An economic recovery some see coming in 2010 may seem a long way off, but it triggered late-night sweats among developers eager to start building $435-million in local retail projects slated to open by then.
A 2010 opening means construction must start in 2009 for projects with an all-clear from government planners. Yet the credit crunch, frugal shoppers and skittish retailers have stalled the retail boom along the Interstate 75 corridor east of Tampa south to Sarasota.
A growing crowd is waiting for the clouds to part.
Prime Outlets Ellenton put its 30-store, $35-million expansion on indefinite hold. Benderson Development stalled the start of University Towne Center at University Parkway in Sarasota, which is to be anchored by Nordstrom, Macy's and Neiman Marcus, until a 2011 or later opening after Neiman asked to wait. SouthShore Commons, a $200-million, outdoor big box store and Main Street-style center that was to start this spring at I-75 and Big Bend Road in Riverview has been delayed to a 2011 opening.
"We've got Nationwide Realty as a partner, so it's not about the money," said Jay Miller, vice president of Cincinnati developer Equity Inc. "It's the economy, and at the request of two of our anchor retailers."
Barry Diller's pockets jingle all the way
Barry Diller's 13-year reign at St. Petersburg-based HSN made him a billionaire. The onetime Hollywood mogul used the TV shopping network as launchpad for relentless wheeling and dealing that created his e-commerce empire IAC/InterActiveCorp.
Shareholders didn't fare well with a return on investment of only 1.3 percent in 2007, but Diller came out in clover. He walked off with $184-million in compensation, mainly through stock grants and options. That was good enough to rank him as second-highest-paid CEO in the United States and Canada, according to an annual ranking from researchers at Corporate Library, right behind Oracle's Larry Ellison with $192-million.
It marked the third year in four that Diller made the top 10.
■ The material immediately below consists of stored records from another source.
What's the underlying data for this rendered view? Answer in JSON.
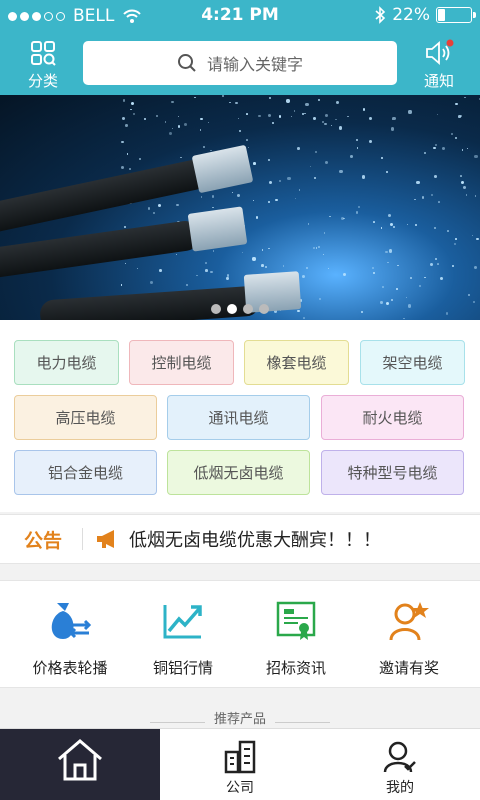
{
  "status_bar": {
    "carrier": "BELL",
    "time": "4:21 PM",
    "battery_percent": "22%",
    "battery_level": 0.22
  },
  "header": {
    "category_label": "分类",
    "search_placeholder": "请输入关键字",
    "notify_label": "通知",
    "color": "#3cb6c9"
  },
  "banner": {
    "pages": 4,
    "active_page": 1
  },
  "categories": [
    {
      "label": "电力电缆",
      "bg": "#e6f7ee",
      "border": "#a9dfbf"
    },
    {
      "label": "控制电缆",
      "bg": "#fbe9ea",
      "border": "#efb7bb"
    },
    {
      "label": "橡套电缆",
      "bg": "#fbf9d8",
      "border": "#e3dd93"
    },
    {
      "label": "架空电缆",
      "bg": "#e4f8fb",
      "border": "#a8e1ea"
    },
    {
      "label": "高压电缆",
      "bg": "#fbf1e1",
      "border": "#ebcd9b"
    },
    {
      "label": "通讯电缆",
      "bg": "#e3f1fb",
      "border": "#a5cdea"
    },
    {
      "label": "耐火电缆",
      "bg": "#fbe6f5",
      "border": "#eaaed7"
    },
    {
      "label": "铝合金电缆",
      "bg": "#e7f0fb",
      "border": "#a9c5ea"
    },
    {
      "label": "低烟无卤电缆",
      "bg": "#ecf9df",
      "border": "#bde39b"
    },
    {
      "label": "特种型号电缆",
      "bg": "#ece6fb",
      "border": "#bfb1ea"
    }
  ],
  "notice": {
    "label": "公告",
    "text": "低烟无卤电缆优惠大酬宾！！！"
  },
  "quick_links": [
    {
      "label": "价格表轮播",
      "icon": "money-bag-icon"
    },
    {
      "label": "铜铝行情",
      "icon": "trend-chart-icon"
    },
    {
      "label": "招标资讯",
      "icon": "certificate-icon"
    },
    {
      "label": "邀请有奖",
      "icon": "invite-star-icon"
    }
  ],
  "recommend_title": "推荐产品",
  "tabs": [
    {
      "label": "",
      "icon": "home-icon",
      "active": true
    },
    {
      "label": "公司",
      "icon": "building-icon",
      "active": false
    },
    {
      "label": "我的",
      "icon": "user-icon",
      "active": false
    }
  ]
}
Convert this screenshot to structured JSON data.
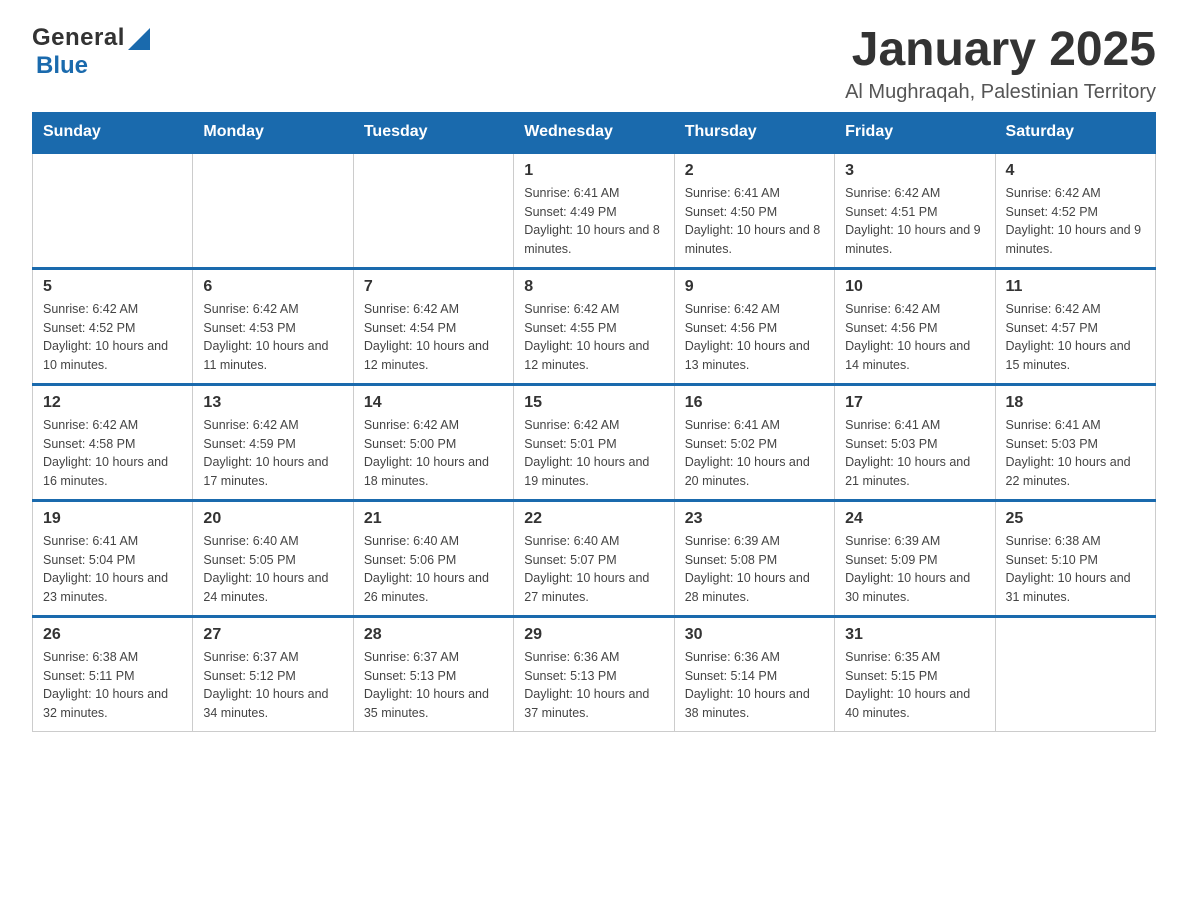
{
  "logo": {
    "general": "General",
    "blue": "Blue"
  },
  "title": "January 2025",
  "location": "Al Mughraqah, Palestinian Territory",
  "days_of_week": [
    "Sunday",
    "Monday",
    "Tuesday",
    "Wednesday",
    "Thursday",
    "Friday",
    "Saturday"
  ],
  "weeks": [
    [
      {
        "day": "",
        "info": ""
      },
      {
        "day": "",
        "info": ""
      },
      {
        "day": "",
        "info": ""
      },
      {
        "day": "1",
        "info": "Sunrise: 6:41 AM\nSunset: 4:49 PM\nDaylight: 10 hours and 8 minutes."
      },
      {
        "day": "2",
        "info": "Sunrise: 6:41 AM\nSunset: 4:50 PM\nDaylight: 10 hours and 8 minutes."
      },
      {
        "day": "3",
        "info": "Sunrise: 6:42 AM\nSunset: 4:51 PM\nDaylight: 10 hours and 9 minutes."
      },
      {
        "day": "4",
        "info": "Sunrise: 6:42 AM\nSunset: 4:52 PM\nDaylight: 10 hours and 9 minutes."
      }
    ],
    [
      {
        "day": "5",
        "info": "Sunrise: 6:42 AM\nSunset: 4:52 PM\nDaylight: 10 hours and 10 minutes."
      },
      {
        "day": "6",
        "info": "Sunrise: 6:42 AM\nSunset: 4:53 PM\nDaylight: 10 hours and 11 minutes."
      },
      {
        "day": "7",
        "info": "Sunrise: 6:42 AM\nSunset: 4:54 PM\nDaylight: 10 hours and 12 minutes."
      },
      {
        "day": "8",
        "info": "Sunrise: 6:42 AM\nSunset: 4:55 PM\nDaylight: 10 hours and 12 minutes."
      },
      {
        "day": "9",
        "info": "Sunrise: 6:42 AM\nSunset: 4:56 PM\nDaylight: 10 hours and 13 minutes."
      },
      {
        "day": "10",
        "info": "Sunrise: 6:42 AM\nSunset: 4:56 PM\nDaylight: 10 hours and 14 minutes."
      },
      {
        "day": "11",
        "info": "Sunrise: 6:42 AM\nSunset: 4:57 PM\nDaylight: 10 hours and 15 minutes."
      }
    ],
    [
      {
        "day": "12",
        "info": "Sunrise: 6:42 AM\nSunset: 4:58 PM\nDaylight: 10 hours and 16 minutes."
      },
      {
        "day": "13",
        "info": "Sunrise: 6:42 AM\nSunset: 4:59 PM\nDaylight: 10 hours and 17 minutes."
      },
      {
        "day": "14",
        "info": "Sunrise: 6:42 AM\nSunset: 5:00 PM\nDaylight: 10 hours and 18 minutes."
      },
      {
        "day": "15",
        "info": "Sunrise: 6:42 AM\nSunset: 5:01 PM\nDaylight: 10 hours and 19 minutes."
      },
      {
        "day": "16",
        "info": "Sunrise: 6:41 AM\nSunset: 5:02 PM\nDaylight: 10 hours and 20 minutes."
      },
      {
        "day": "17",
        "info": "Sunrise: 6:41 AM\nSunset: 5:03 PM\nDaylight: 10 hours and 21 minutes."
      },
      {
        "day": "18",
        "info": "Sunrise: 6:41 AM\nSunset: 5:03 PM\nDaylight: 10 hours and 22 minutes."
      }
    ],
    [
      {
        "day": "19",
        "info": "Sunrise: 6:41 AM\nSunset: 5:04 PM\nDaylight: 10 hours and 23 minutes."
      },
      {
        "day": "20",
        "info": "Sunrise: 6:40 AM\nSunset: 5:05 PM\nDaylight: 10 hours and 24 minutes."
      },
      {
        "day": "21",
        "info": "Sunrise: 6:40 AM\nSunset: 5:06 PM\nDaylight: 10 hours and 26 minutes."
      },
      {
        "day": "22",
        "info": "Sunrise: 6:40 AM\nSunset: 5:07 PM\nDaylight: 10 hours and 27 minutes."
      },
      {
        "day": "23",
        "info": "Sunrise: 6:39 AM\nSunset: 5:08 PM\nDaylight: 10 hours and 28 minutes."
      },
      {
        "day": "24",
        "info": "Sunrise: 6:39 AM\nSunset: 5:09 PM\nDaylight: 10 hours and 30 minutes."
      },
      {
        "day": "25",
        "info": "Sunrise: 6:38 AM\nSunset: 5:10 PM\nDaylight: 10 hours and 31 minutes."
      }
    ],
    [
      {
        "day": "26",
        "info": "Sunrise: 6:38 AM\nSunset: 5:11 PM\nDaylight: 10 hours and 32 minutes."
      },
      {
        "day": "27",
        "info": "Sunrise: 6:37 AM\nSunset: 5:12 PM\nDaylight: 10 hours and 34 minutes."
      },
      {
        "day": "28",
        "info": "Sunrise: 6:37 AM\nSunset: 5:13 PM\nDaylight: 10 hours and 35 minutes."
      },
      {
        "day": "29",
        "info": "Sunrise: 6:36 AM\nSunset: 5:13 PM\nDaylight: 10 hours and 37 minutes."
      },
      {
        "day": "30",
        "info": "Sunrise: 6:36 AM\nSunset: 5:14 PM\nDaylight: 10 hours and 38 minutes."
      },
      {
        "day": "31",
        "info": "Sunrise: 6:35 AM\nSunset: 5:15 PM\nDaylight: 10 hours and 40 minutes."
      },
      {
        "day": "",
        "info": ""
      }
    ]
  ]
}
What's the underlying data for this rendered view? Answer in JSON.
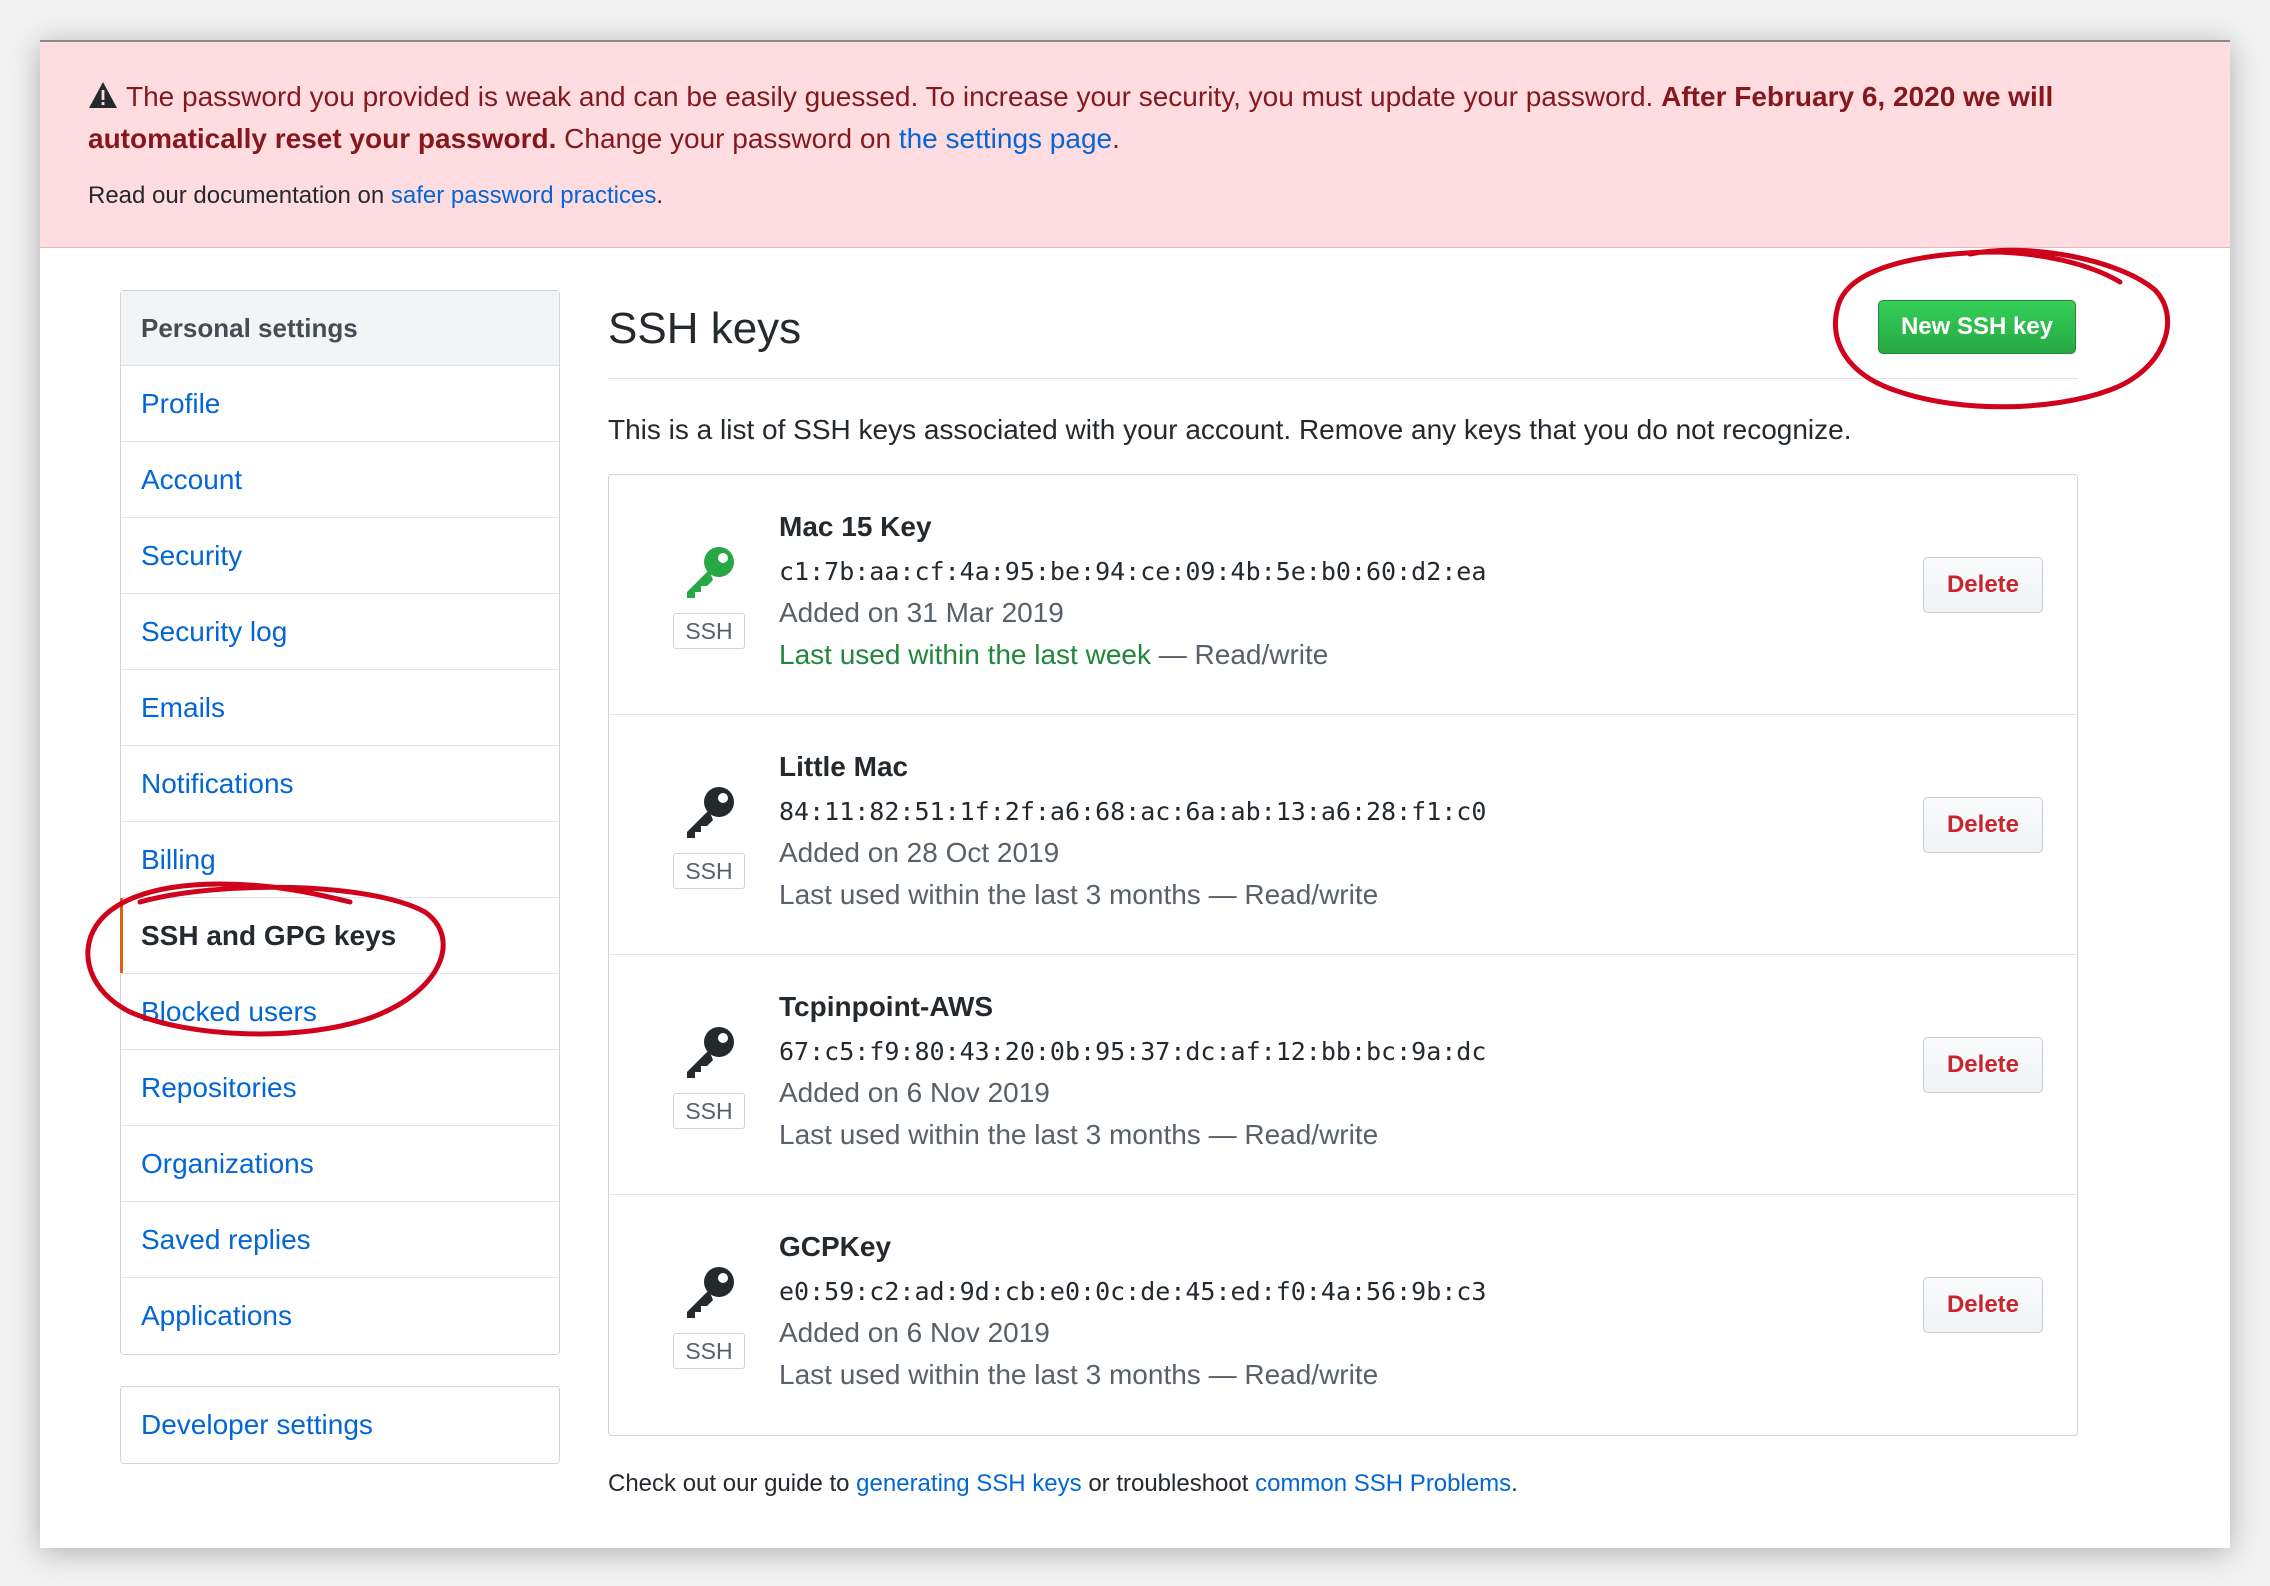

Diller's compensation equaled 2.9 percent of all IAC revenue. Add in his payout from Expedia Inc., the online travel Web site IAC spun off in 2007, and Diller would have been No. 1 again with $437-million.
Clock ticks down but shoppers stall in malls
Malls were jammed over the weekend. But with nine shopping days left until Christmas, people report spending less and are behind last year's pace stocking up for the holiday. Only 8 percent of shoppers are finished, while 41-million shoppers have yet to start. That's according to National Retail Federation research that found more people (66 percent) paying cash or using debit cards to spurn credit cards.
As if there weren't already enough factors conspiring against retailers, a false fire alarm interrupted the late afternoon action at International Plaza on Saturday.
See's Candies fans get sweet opportunity
Floridians hailing from out West have long claimed See's Candies is tops. Except for a store in Chicago, the candies aren't regularly found east of the Mississippi. Fans get such a craving for the chocolates that the San Francisco company owned by Warren Buffett set up shop with holiday season kiosks at area malls for the eighth year.
The chocolates are found locally at all three Westfield malls and International Plaza. Or you can buy See's online.
Mark Albright can be reached at firstname.lastname@example.org or (727) 893-8252.